    1. Hi Debra, either would work. It just depends on your preference (and your color palette). A khaki trench will lighten up the navy pieces. A navy trench will also be chic, and less “standard.”

  2. Susan, your post is very timely for me this morning as I’m starting to select my capsule wardrobe for an upcoming 6 week trip this spring to France, Spain and Portugal, and for the first time have been considering using navy instead of black as my core color (with white, blue, olive and tan as accent colors).I travel carry on only so I am very deliberate in my choices. Thanks for all your suggested items!

  3. Hi Susan, I have an autumn palette and am planning a trip to Ireland. Help! What would you do as neither true navy or black are well suited to me. I worry that choosing basics in lighter colors like khaki might show dirt more easily. I could go with navy and try to keep the color around my face but I like the idea of the navy sweaters.

    1. Hi Nancy, here’s my take on navy: I think unless it’s super dark, it can be pretty forgiving. So I think even if you can’t find your exact navy, something close will be fine. Add a scarf or top in one of your Autumn colors. (And here’s a zip cashmere sweater that looks pretty close to Autumn’s navy:

  4. I love this post, Susan! I’m in the process of purging my entire wardrobe of everything I no longer want or need now that I’m retired; so thank you for this excellent info and recommendations. The core capsule pieces you selected are perfect to provide an excellent foundation (with navy as the base) for me to utilize in building a fresh new wardrobe that will accommodate my casual lifestyle. I am looking forward to seeing the additions you’ll be showing to build on these!
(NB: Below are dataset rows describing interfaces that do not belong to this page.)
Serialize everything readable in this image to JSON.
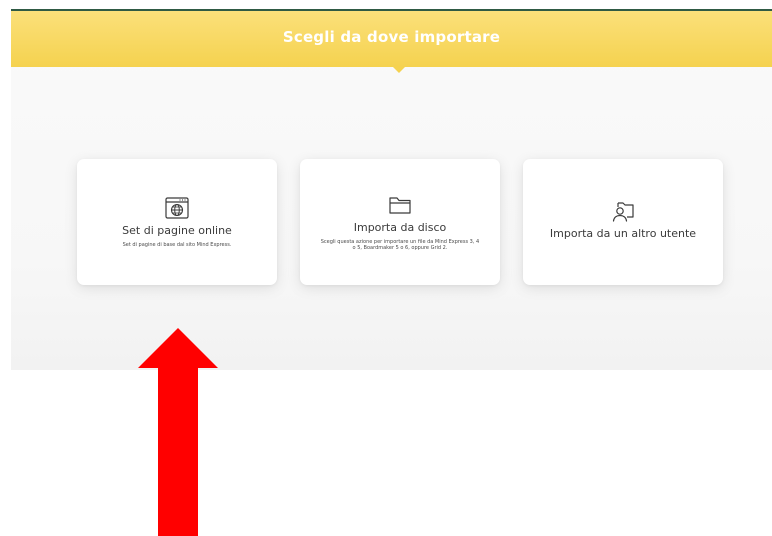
{
  "header": {
    "title": "Scegli da dove importare"
  },
  "cards": [
    {
      "icon": "browser-globe-icon",
      "title": "Set di pagine online",
      "description": "Set di pagine di base dal sito Mind Express."
    },
    {
      "icon": "folder-icon",
      "title": "Importa da disco",
      "description": "Scegli questa azione per importare un file da Mind Express 3, 4 o 5, Boardmaker 5 o 6, oppure Grid 2."
    },
    {
      "icon": "user-folder-icon",
      "title": "Importa da un altro utente",
      "description": ""
    }
  ],
  "annotation": {
    "arrow_color": "#ff0000"
  },
  "colors": {
    "header": "#f5d24f",
    "top_border": "#2f5a44"
  }
}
  5. Such a valuable posting!! Thank you Susan! I remember when I started following you years and years ago that you’re packing tips for Paris were so smart and comfortable and fashionable! I felt like I hit a gold mine! 😉 I decided that pulling together a navy travel capsule would be the easiest and most efficient for me even though I’m an Autumn. The US just doesn’t have the breadth of fabric that London does. Or Europe for that matter. Anyway, the capsule is coming together and I have to thank you so much for your guidance and ‘finds’.

  6. Hip-HIP-Hooray! That Boden skirt is just what I’ve been looking for.
    I spent several years transitioning my wardrobe from black basics (way too harsh a color) to navy. Now some of those navy items are nearing replacement time. as I am a little less than 5′ tall, this is not any easy search.
    Thanks for the tip and for the “navy validation”.

  7. I’ve been a navy girl forever because I dislike black. However, for years it was difficult to find except during “resort” collections in December-February. Thankfully, this changed in recent years.

    I’m planning a trip to South Korea in the fall and my navy foundation pieces are similar to yours (jeans, Eileen Fisher crepe pants, long cashmere cardigan, stripe Tee). I was planning to include a couple of casual dresses for street wear, but perhaps a skirt would be a better choice. 2nd core color is rattan/beige and the final debate is smokey coral or yellow for accent. I’m looking forward to your follow-up posts.